- Task details
Check every line below for the word "true" and copy each one that has it.

[Component data from apps and pages]
....................

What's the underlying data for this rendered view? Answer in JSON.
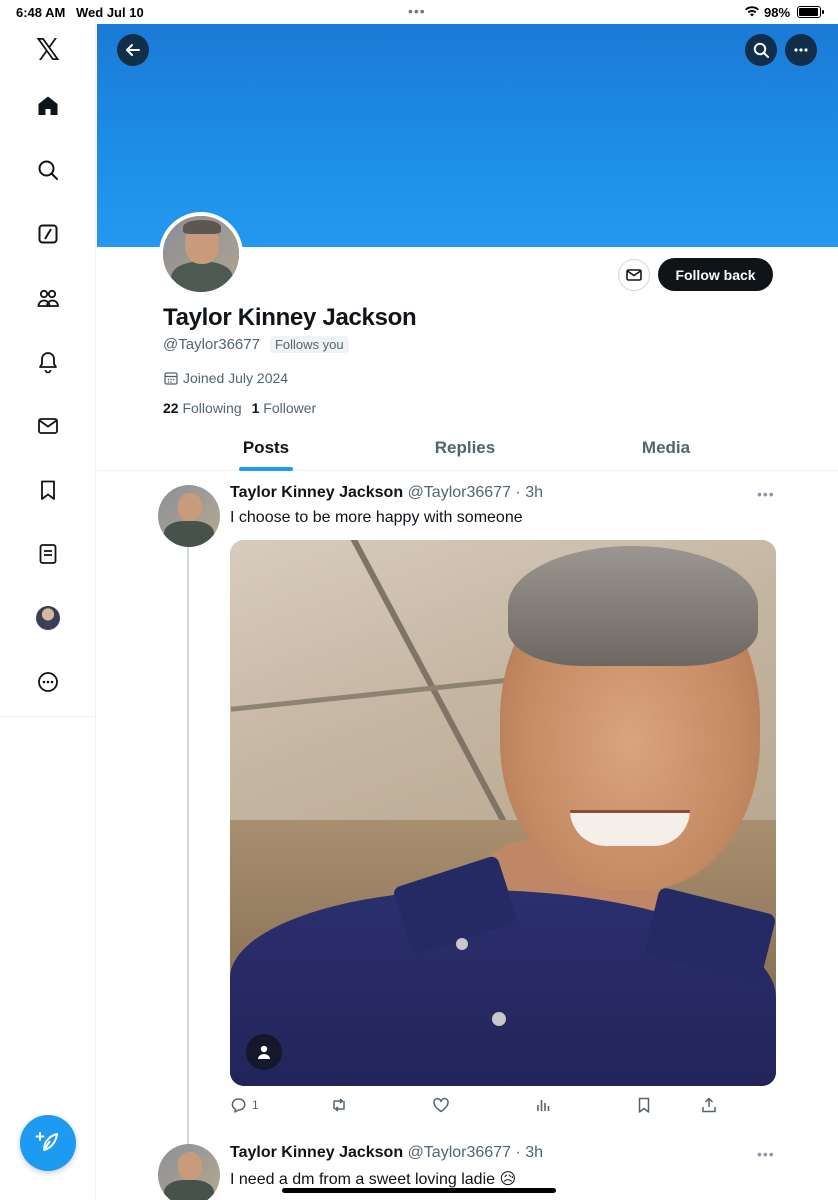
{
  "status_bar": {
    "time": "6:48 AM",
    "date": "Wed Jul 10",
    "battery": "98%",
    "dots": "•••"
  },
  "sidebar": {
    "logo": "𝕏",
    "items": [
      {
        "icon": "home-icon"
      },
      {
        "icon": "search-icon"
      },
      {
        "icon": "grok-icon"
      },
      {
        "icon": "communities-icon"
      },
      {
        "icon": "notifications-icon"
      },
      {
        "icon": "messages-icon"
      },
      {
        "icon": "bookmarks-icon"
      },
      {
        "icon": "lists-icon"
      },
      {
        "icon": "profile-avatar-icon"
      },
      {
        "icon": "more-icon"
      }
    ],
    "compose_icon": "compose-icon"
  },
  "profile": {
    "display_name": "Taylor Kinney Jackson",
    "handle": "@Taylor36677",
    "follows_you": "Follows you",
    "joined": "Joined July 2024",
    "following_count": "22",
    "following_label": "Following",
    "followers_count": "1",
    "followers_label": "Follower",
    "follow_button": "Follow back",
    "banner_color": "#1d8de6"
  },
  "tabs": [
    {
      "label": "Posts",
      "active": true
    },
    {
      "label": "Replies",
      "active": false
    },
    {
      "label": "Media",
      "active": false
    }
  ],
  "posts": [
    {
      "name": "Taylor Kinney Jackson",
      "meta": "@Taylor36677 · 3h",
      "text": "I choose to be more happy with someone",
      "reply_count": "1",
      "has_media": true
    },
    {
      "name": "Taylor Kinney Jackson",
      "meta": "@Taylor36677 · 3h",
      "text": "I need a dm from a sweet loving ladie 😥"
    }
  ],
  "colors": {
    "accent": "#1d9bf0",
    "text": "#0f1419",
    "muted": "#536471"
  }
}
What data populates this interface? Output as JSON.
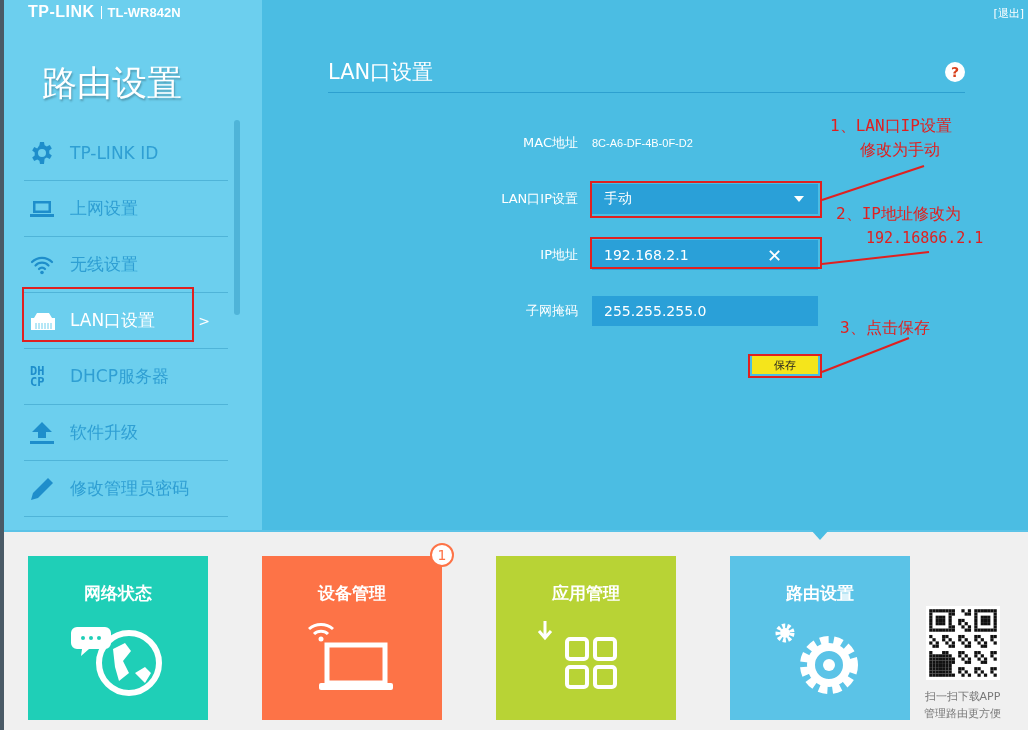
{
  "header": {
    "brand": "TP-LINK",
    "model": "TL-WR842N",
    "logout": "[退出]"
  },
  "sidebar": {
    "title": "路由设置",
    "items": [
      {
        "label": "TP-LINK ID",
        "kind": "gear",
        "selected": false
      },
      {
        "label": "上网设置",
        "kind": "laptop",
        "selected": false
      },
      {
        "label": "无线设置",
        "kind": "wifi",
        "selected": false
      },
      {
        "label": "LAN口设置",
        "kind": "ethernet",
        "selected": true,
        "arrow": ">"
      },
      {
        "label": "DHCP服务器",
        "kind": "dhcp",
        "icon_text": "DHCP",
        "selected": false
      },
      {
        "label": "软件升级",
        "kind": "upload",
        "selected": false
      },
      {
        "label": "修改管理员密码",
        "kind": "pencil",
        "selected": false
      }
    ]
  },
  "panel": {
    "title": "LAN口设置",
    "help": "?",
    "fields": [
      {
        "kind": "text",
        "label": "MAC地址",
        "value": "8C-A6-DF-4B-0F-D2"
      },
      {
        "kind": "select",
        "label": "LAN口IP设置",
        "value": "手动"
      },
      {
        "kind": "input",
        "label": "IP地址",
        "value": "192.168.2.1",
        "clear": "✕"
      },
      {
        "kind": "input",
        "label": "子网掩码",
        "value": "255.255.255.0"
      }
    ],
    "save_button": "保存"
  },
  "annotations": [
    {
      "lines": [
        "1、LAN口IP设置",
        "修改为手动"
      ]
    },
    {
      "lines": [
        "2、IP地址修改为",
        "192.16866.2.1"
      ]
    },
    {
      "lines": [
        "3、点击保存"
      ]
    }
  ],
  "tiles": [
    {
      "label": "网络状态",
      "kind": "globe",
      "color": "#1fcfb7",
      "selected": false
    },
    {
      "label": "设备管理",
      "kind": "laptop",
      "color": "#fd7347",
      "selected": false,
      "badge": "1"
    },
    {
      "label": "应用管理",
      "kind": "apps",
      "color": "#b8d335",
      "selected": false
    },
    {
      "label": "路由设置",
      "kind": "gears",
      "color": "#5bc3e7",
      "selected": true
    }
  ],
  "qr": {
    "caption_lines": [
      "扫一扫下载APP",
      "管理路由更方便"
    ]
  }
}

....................

- Result of the task
      "active": true
      "has_media": true
        "selected": true,
      "selected": true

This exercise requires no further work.